The crew confronts Santa, and Leela presents him with what she (falsely) believes to be a logical paradox (though, in reality, it is actually a syllogism, since it leads to a single conclusion, not two contradictory conclusions) intended to destroy him. Unfortunately, Santa proves immune to paradoxes, and he takes off after them with a missile launcher. The crew escapes the fortress, and is about to leave in the ship, but Santa grabs the engine and prevents the ship from taking off. The heat from the engine melts the ice under Santa's feet, and he sinks in the ice, which refreezes around him.

With Santa frozen in ice, Bender takes over, and toy-making resumes in Jolly Junction. Bender heads to New New York, where he gets a less than welcome reception from citizens expecting Santa. While taking a beer break, Bender is arrested and put on trial for Santa's crimes against humanity. Bender is found guilty and sentenced to execution by magnetic dismemberment.

Fry and Leela rush back to Neptune to bring in the real Santa to prove Bender's innocence. They carve Santa out in a large block of ice, but the ice melts due to pollution from the toy factory, and Santa is freed. Fry and Leela escape in the ship, but Santa rides on the ship back to Earth. The Planet Express crew tries one last attempt to save Bender, with all of them pretending to be Santa and Zoidberg pretending to be "his friend, Jesus". Their effort fails, and the execution device is activated.

Moments later, the real Robot Santa bursts through the wall. He rescues Bender and the two go on a proper Xmas rampage. As the Planet Express crew huddle in fear of their lives, Fry concludes he has somewhat succeeded in bringing back the old spirit of Christmas, even if it is fear that is bringing people together instead of love.
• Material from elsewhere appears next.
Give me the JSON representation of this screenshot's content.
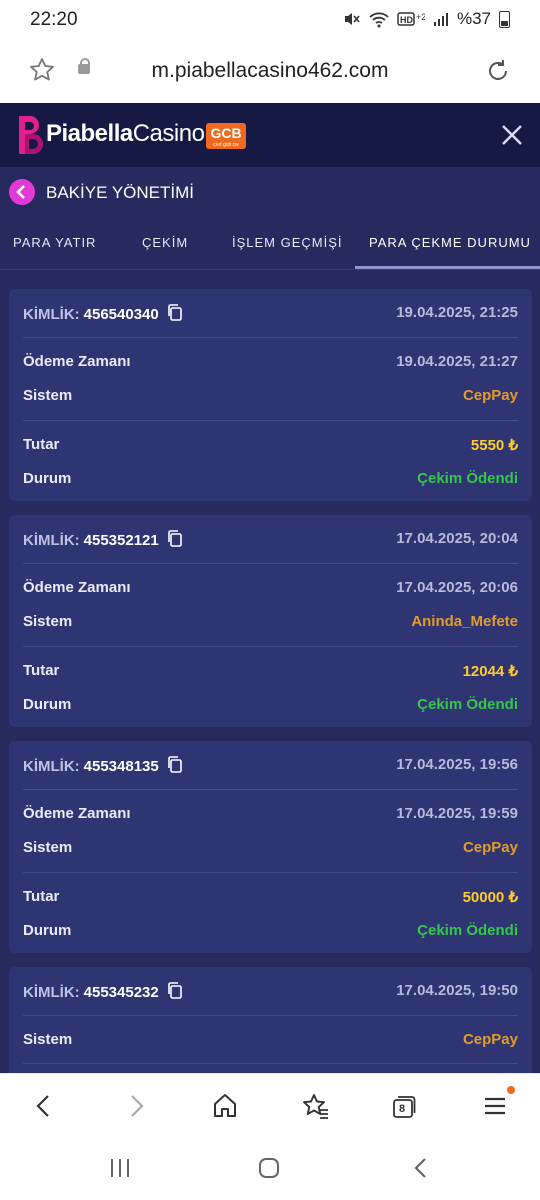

At the end of the spree of destruction, Santa tells Bender that if he tries a stunt like that again, he will kill him, and pushes Bender off the sleigh amid the burning buildings.

Production[edit]

John Goodman, who voiced Robot Santa in the previous episode "Xmas Story", was unavailable to reprise his voice role for this episode; the voice was provided by John DiMaggio. Dan Castellaneta, who voiced the Robot Devil in "Hell Is Other Robots" and "The Devil's Hands Are Idle Playthings", was busy with The Simpsons; his voice was provided by Maurice LaMarche.

Broadcast and reception[edit]

Futurama executive producer David X. Cohen referred to this episode as Futurama's lost episode due to the delays in its initial broadcast. Fox Network decided the episode was not appropriate for its 7 p.m. time slot (due to the one use of strong language and scenes of violence, though, according to the DVD commentary, the only extreme violence in this episode is the scenes of destruction when Bender and Robot Santa are terrorizing New New York) and the episode was delayed for a year before being scheduled to air in a later time slot on December 23, 2001.[1]

In its initial airing, the episode received a Nielsen rating of 4.1, placing it 77th among primetime shows for the week of December 10–16, 2001.[2]

References[edit]

  1. ^ "David X. Cohen boards the Planet Express to find meaning in Futurama". Sci Fi Weekly. December 17, 2001. Archived from the original on 2007-10-11. Retrieved 2007-06-18. 
  2. ^ "Nielsen ratings; 'CSI' tops rating's list.". Dubuque Telegraph-Herald. Associated Press. 2001-12-14. Retrieved 2009-03-07. 

External links[edit]